And yet…I’ve been fascinated by Thomas Jefferson since my 8th grade trip to Washington, D.C. On the way home, we stopped at Monticello. The house literally glowed among the trees. Intelligence and affection lived there – I guess you could say (as corny as it sounds) I felt Jefferson’s spirit. Years later, I couldn’t get the idea of writing a picture-book biography of Jefferson out of my mind, no matter how often I told myself I’d find nothing new to say.
I was overwhelmed with the sheer volume of published information about Jefferson: over 10,000 biographical books, 2 million search threads. The most acclaimed adult biography of the man is American Sphinx. Why did I want to write for kids about a man who’s famous for being contradictory, private, and, therefore, unknowable? A freedom-loving slave owner. A women-hating lover. A shy politician. Was there a way to express to children the intelligent spirit that I’d felt so many years ago, flaws and all?
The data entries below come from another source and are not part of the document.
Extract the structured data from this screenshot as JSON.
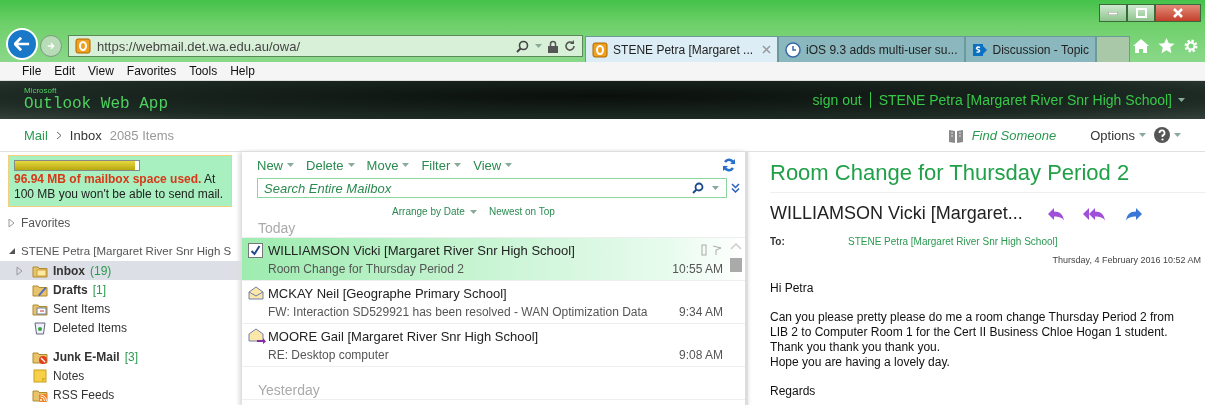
{
  "browser": {
    "address_host": "https://webmail.det.wa.edu.au/owa/",
    "tabs": [
      {
        "label": "STENE Petra [Margaret ...",
        "selected": true,
        "kind": "outlook"
      },
      {
        "label": "iOS 9.3 adds multi-user su...",
        "selected": false,
        "kind": "clock"
      },
      {
        "label": "Discussion - Topic",
        "selected": false,
        "kind": "sharepoint"
      }
    ],
    "menu": [
      "File",
      "Edit",
      "View",
      "Favorites",
      "Tools",
      "Help"
    ]
  },
  "app": {
    "brand_small": "Microsoft",
    "brand": "Outlook Web App",
    "sign_out": "sign out",
    "user": "STENE Petra [Margaret River Snr High School]"
  },
  "breadcrumb": {
    "root": "Mail",
    "folder": "Inbox",
    "count": "2085 Items"
  },
  "top_links": {
    "find": "Find Someone",
    "options": "Options"
  },
  "quota": {
    "level": 0.97,
    "warning": "**96.94 MB of mailbox space used.** At 100 MB you won't be able to send mail."
  },
  "sidebar": {
    "favorites": {
      "label": "Favorites",
      "expanded": false
    },
    "mailbox": {
      "label": "STENE Petra [Margaret River Snr High S",
      "expanded": true,
      "folders": [
        {
          "name": "Inbox",
          "count": "(19)",
          "kind": "inbox",
          "bold": true,
          "selected": true,
          "gap_before": false,
          "has_children": true
        },
        {
          "name": "Drafts",
          "count": "[1]",
          "kind": "drafts",
          "bold": true,
          "selected": false,
          "gap_before": false,
          "has_children": false
        },
        {
          "name": "Sent Items",
          "kind": "sent",
          "bold": false,
          "selected": false,
          "gap_before": false,
          "has_children": false
        },
        {
          "name": "Deleted Items",
          "kind": "deleted",
          "bold": false,
          "selected": false,
          "gap_before": false,
          "has_children": false
        },
        {
          "name": "Junk E-Mail",
          "count": "[3]",
          "kind": "junk",
          "bold": true,
          "selected": false,
          "gap_before": true,
          "has_children": false
        },
        {
          "name": "Notes",
          "kind": "notes",
          "bold": false,
          "selected": false,
          "gap_before": false,
          "has_children": false
        },
        {
          "name": "RSS Feeds",
          "kind": "rss",
          "bold": false,
          "selected": false,
          "gap_before": false,
          "has_children": false
        }
      ]
    }
  },
  "toolbar": [
    "New",
    "Delete",
    "Move",
    "Filter",
    "View"
  ],
  "search": {
    "placeholder": "Search Entire Mailbox"
  },
  "arrange": {
    "by": "Arrange by Date",
    "order": "Newest on Top"
  },
  "groups": [
    {
      "label": "Today",
      "messages": [
        {
          "sender": "WILLIAMSON Vicki [Margaret River Snr High School]",
          "subject": "Room Change for Thursday Period 2",
          "time": "10:55 AM",
          "selected": true,
          "kind": "check"
        },
        {
          "sender": "MCKAY Neil [Geographe Primary School]",
          "subject": "FW: Interaction SD529921 has been resolved - WAN Optimization Data",
          "time": "9:34 AM",
          "selected": false,
          "kind": "read"
        },
        {
          "sender": "MOORE Gail [Margaret River Snr High School]",
          "subject": "RE: Desktop computer",
          "time": "9:08 AM",
          "selected": false,
          "kind": "reply"
        }
      ]
    },
    {
      "label": "Yesterday"
    }
  ],
  "reading": {
    "subject": "Room Change for Thursday Period 2",
    "from": "WILLIAMSON Vicki [Margaret...",
    "to_label": "To:",
    "to": "STENE Petra [Margaret River Snr High School]",
    "date": "Thursday, 4 February 2016 10:52 AM",
    "paragraphs": [
      [
        "Hi Petra"
      ],
      [
        "Can you please pretty please do me a room change Thursday Period 2 from LIB 2 to Computer Room 1 for the Cert II Business Chloe Hogan 1 student.",
        "Thank you thank you thank you.",
        "Hope you are having a lovely day."
      ],
      [
        "Regards"
      ]
    ]
  }
}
I read books about Jefferson while running through endless ideas on how to give kids a hook to understand his life. Was it his daughters? His inventions? The Declaration? Horses? A piece of clothing? Slavery? Exploration? Rivers? Dogs ? (Turns out he pretty much hated dogs.) I kept reading: articles, biographies, dissertations, and Jefferson’s letters (18,000 existing letters! No, I never got through them all…) One day I noticed that Jefferson was constantly writing about reading. A quick search for “Thomas Jefferson’s books” revealed some good academic sources, an extensive online exhibit from Monticello, and one great new fact: Jefferson sold his personal library to the U.S . to replace the Library of Congress after the British burned it during the War of 1812. Our Library of Congress is Jefferson’s library! Those facts started months of research that wound up including expert help from librarians at the Library of Congress and Monticello, where his spirit really does live.
Tom Jefferson was a reader, and the kids who read picture-book biographies are learning to be readers, too. I found the hook. I wrote the book.
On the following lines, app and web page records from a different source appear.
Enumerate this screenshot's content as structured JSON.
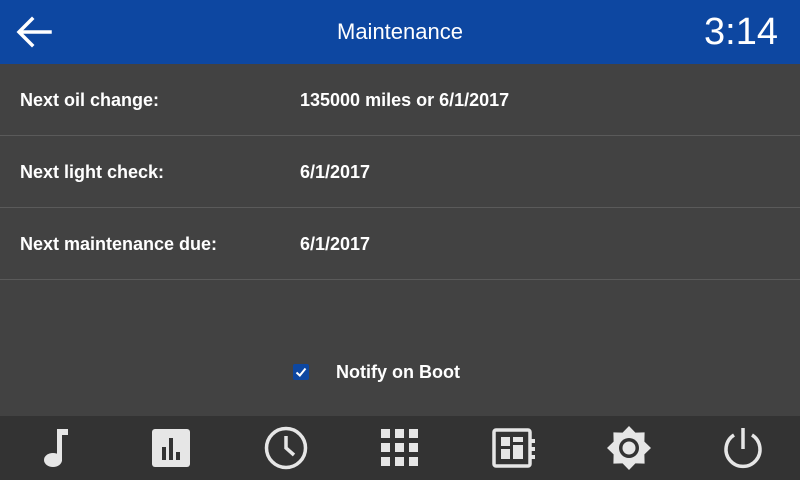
{
  "header": {
    "title": "Maintenance",
    "clock": "3:14",
    "back_icon": "arrow-left-icon",
    "color": "#0d47a1"
  },
  "rows": [
    {
      "label": "Next oil change:",
      "value": "135000 miles or 6/1/2017"
    },
    {
      "label": "Next light check:",
      "value": "6/1/2017"
    },
    {
      "label": "Next maintenance due:",
      "value": "6/1/2017"
    }
  ],
  "notify": {
    "label": "Notify on Boot",
    "checked": true
  },
  "nav": [
    {
      "icon": "music-note-icon"
    },
    {
      "icon": "bar-chart-icon"
    },
    {
      "icon": "clock-icon"
    },
    {
      "icon": "apps-grid-icon"
    },
    {
      "icon": "dashboard-icon"
    },
    {
      "icon": "brightness-icon"
    },
    {
      "icon": "power-icon"
    }
  ],
  "colors": {
    "background": "#424242",
    "nav_bar": "#333333",
    "accent": "#0d47a1",
    "icon": "#e6e6e6"
  }
}
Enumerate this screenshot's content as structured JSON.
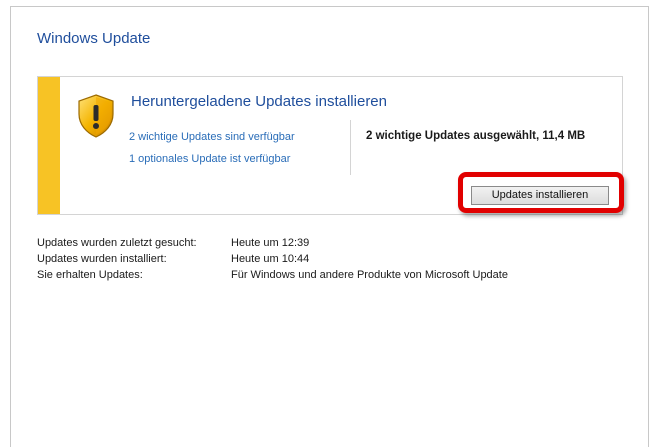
{
  "window": {
    "title": "Windows Update"
  },
  "panel": {
    "accent_color": "#f7c325",
    "icon": "warning-shield-icon",
    "title": "Heruntergeladene Updates installieren",
    "links": [
      "2 wichtige Updates sind verfügbar",
      "1 optionales Update ist verfügbar"
    ],
    "selected_info": "2 wichtige Updates ausgewählt, 11,4 MB",
    "install_button": "Updates installieren"
  },
  "highlight": {
    "color": "#e10000"
  },
  "status": [
    {
      "label": "Updates wurden zuletzt gesucht:",
      "value": "Heute um 12:39"
    },
    {
      "label": "Updates wurden installiert:",
      "value": "Heute um 10:44"
    },
    {
      "label": "Sie erhalten Updates:",
      "value": "Für Windows und andere Produkte von Microsoft Update"
    }
  ]
}
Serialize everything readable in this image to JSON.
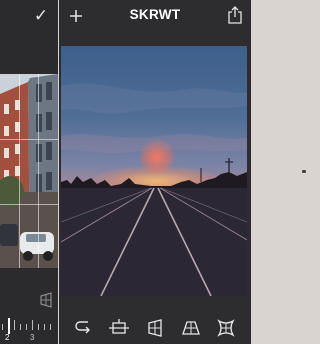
{
  "app": {
    "title": "SKRWT"
  },
  "left_panel": {
    "ruler_labels": [
      "2",
      "3"
    ]
  },
  "toolbar": {
    "tools": [
      "rotate-icon",
      "crop-level-icon",
      "vertical-perspective-icon",
      "horizontal-perspective-icon",
      "lens-distortion-icon"
    ]
  },
  "colors": {
    "screen_bg": "#2d2d30",
    "page_bg": "#d9d4cf",
    "icon": "#e6e6e6"
  }
}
Barb Rosenstock loves true stories best. Her 2010 biography of race driver Louise Smith titled FEARLESS was named to the Top Ten of the Amelia Bloomer Book List. The Camping Trip that Changed America, a historical fiction picture book about Theodore Roosevelt and John Muir, illustrated by Mordicai Gerstein will be released in January, 2012. More upcoming biographies include: William’s Windmill and Vasya’s Noisy Paintbox, published by Knopf and of course, Tom Jefferson, Reader, which will be published by Calkins Creek. Find out more at http://www.barbrosenstock.com